The Lightening Tree. I made this image at the end of a walk along the river Dart in Devon, a few years ago at the end of January. I hadn’t made anything I was especially happy with during the walk until half way across a bridge beside the car park I saw a branch out over the water, it’s angular skeletal form contrasting with the rushing water below. I used my 70-200 lens and zoomed in to exclude all but some of the branch and water in the frame. The light levels by this stage were very low and even at f/5.6 I had to use over 10 seconds, I think my final frame ended up around 30 seconds. Thankfully the air was quite still and the branches came out sharp whilst the movement in the water below blurred all shape and form within it. The resulting image, to me at least, has a quirky oriental feel. The relationship between the two subjects is not an unnatural one but you still have to take a moment and look a bit closer to work out what’s happening.
The Misty Bridge. This was one of my earliest digital images and I remember the day I made it quite clearly. I used to live in Bristol not far from Clifton Suspension Bridge that spans the Avon Gorge, occasionally heavy mist would settle in the gorge creating a strangely quietening atmosphere on a typically busy part of town. This particular misty morning I crossed the bridge to take the dog for a walk before work in the nearby woods. The mist was so thick the bridge just disappeared into the cloud halfway along and I was compelled to make something of it. The view was quite monochromatic but I converted it to black and white to emphasise the structure of the bridge and the way it vanishes into nothingness.
My final image is from Norway made on my first trip to the Lofoten Islands in the north west of the country, famous for their dramatic landscape of towering peaks and deep fjords. It’s an environment that has precisely what I love in abundance: mountains and water. On arriving at one small fishing village – complete with fish-drying racks, red huts on stilts and boats slowly bobbing in the harbour – I climbed over a rocky outcrop beside the road and dropped down to the shore. I remember standing looking at the view quietly taking it in, the gentle waves across the rocks in front of me, the warmth of the autumn sun (even at 5oC) and the clarity of the air with the chain of mountains disappearing off into the distance. Perching on a rock I set up with the 24mm shift lens with half an eye on the waves and waited for one to wash over the ledge (without giving me a soaking!). Blurring the water with a moderate shutter speed gave me what I was after.
If you were told you couldn’t do anything art/photography related for a week, what would you end up doing?
I think my penchant for being active would drive me towards something physical. For many years I trained to quite a high level as a rower and although the sense of accomplishment is an entirely different dimension to that of photography, I loved the way at it’s most basic level exercise is a fantastic form of escapism.
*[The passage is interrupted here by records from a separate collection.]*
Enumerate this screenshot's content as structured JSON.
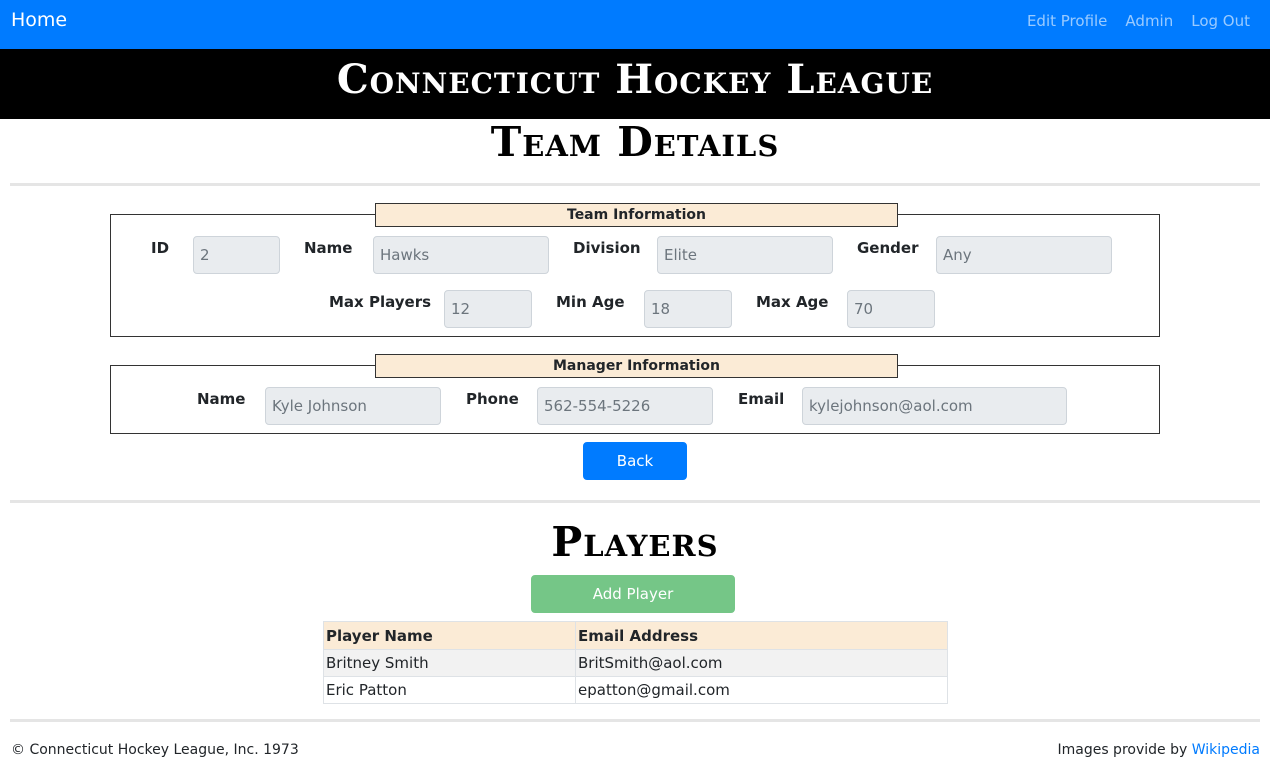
{
  "nav": {
    "home": "Home",
    "links": [
      "Edit Profile",
      "Admin",
      "Log Out"
    ]
  },
  "banner": {
    "title": "Connecticut Hockey League"
  },
  "page_title": "Team Details",
  "team_info": {
    "legend": "Team Information",
    "id_label": "ID",
    "id_value": "2",
    "name_label": "Name",
    "name_value": "Hawks",
    "division_label": "Division",
    "division_value": "Elite",
    "gender_label": "Gender",
    "gender_value": "Any",
    "max_players_label": "Max Players",
    "max_players_value": "12",
    "min_age_label": "Min Age",
    "min_age_value": "18",
    "max_age_label": "Max Age",
    "max_age_value": "70"
  },
  "manager_info": {
    "legend": "Manager Information",
    "name_label": "Name",
    "name_value": "Kyle Johnson",
    "phone_label": "Phone",
    "phone_value": "562-554-5226",
    "email_label": "Email",
    "email_value": "kylejohnson@aol.com"
  },
  "back_button": "Back",
  "players": {
    "title": "Players",
    "add_button": "Add Player",
    "columns": [
      "Player Name",
      "Email Address"
    ],
    "rows": [
      [
        "Britney Smith",
        "BritSmith@aol.com"
      ],
      [
        "Eric Patton",
        "epatton@gmail.com"
      ]
    ]
  },
  "footer": {
    "copyright": "© Connecticut Hockey League, Inc. 1973",
    "credit_prefix": "Images provide by",
    "credit_link": "Wikipedia"
  },
  "colors": {
    "navbar": "#007bff",
    "banner": "#000000",
    "legend_bg": "#fbebd6",
    "add_button": "#75c687",
    "link": "#007bff"
  }
}
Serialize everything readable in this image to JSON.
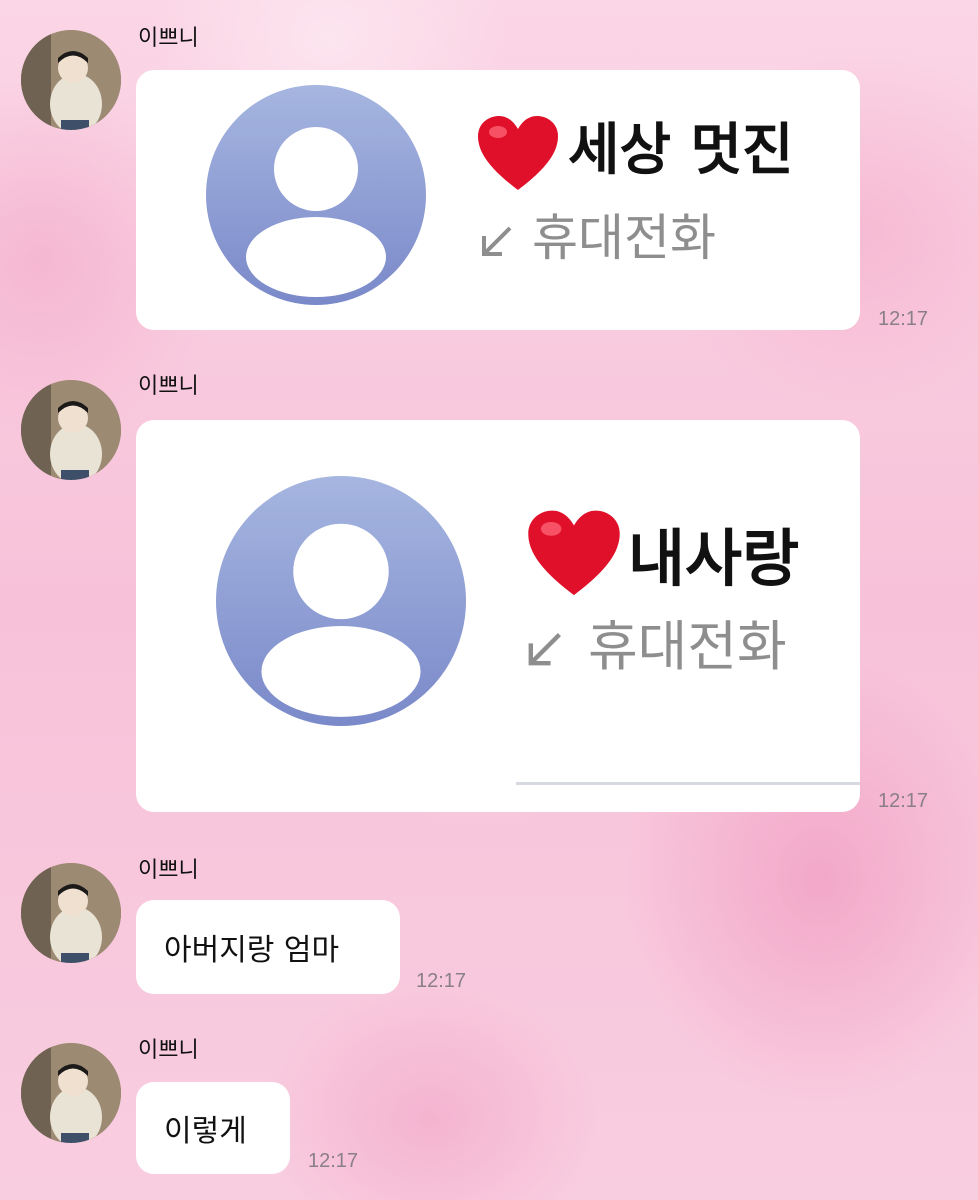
{
  "messages": [
    {
      "sender": "이쁘니",
      "type": "contact",
      "contact_name": "세상 멋진",
      "contact_label": "휴대전화",
      "time": "12:17"
    },
    {
      "sender": "이쁘니",
      "type": "contact",
      "contact_name": "내사랑",
      "contact_label": "휴대전화",
      "time": "12:17"
    },
    {
      "sender": "이쁘니",
      "type": "text",
      "text": "아버지랑 엄마",
      "time": "12:17"
    },
    {
      "sender": "이쁘니",
      "type": "text",
      "text": "이렇게",
      "time": "12:17"
    }
  ],
  "colors": {
    "background": "#f8c9dd",
    "bubble": "#ffffff",
    "person_icon_top": "#a4b3de",
    "person_icon_bottom": "#7c8ccb",
    "heart": "#e0102a"
  },
  "icons": {
    "avatar": "profile-photo",
    "contact": "person-icon",
    "heart": "heart-icon",
    "arrow": "incoming-call-arrow-icon"
  }
}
I think it’s important to have something with which you can completely detach from every day life in some way and makes you feel good about yourself at the end of it. If I didn’t jump in a boat I’d either go mountain biking, climbing or simply get out for long walks in an environment I just love spending time in.
What sorts of things do you think might challenge you in the future or do you have any photographs or styles that you want to investigate? Where do you see your photography going in terms of subject and style?
As a photographer I think I am always learning and evolving and I would like to be able to combine my interest and past research experience in extreme environments with my photography. I’ve already travelled a fair bit in cold countries, such as Norway and Iceland, maybe I should try somewhere warm next? In a slightly different direction I’m now making short films which is quite exciting and I’ve also recently returned from Iceland and begun planning trips leading small groups there – watch this space! I enjoy learning new things and developing ideas around them so, who knows what the future holds.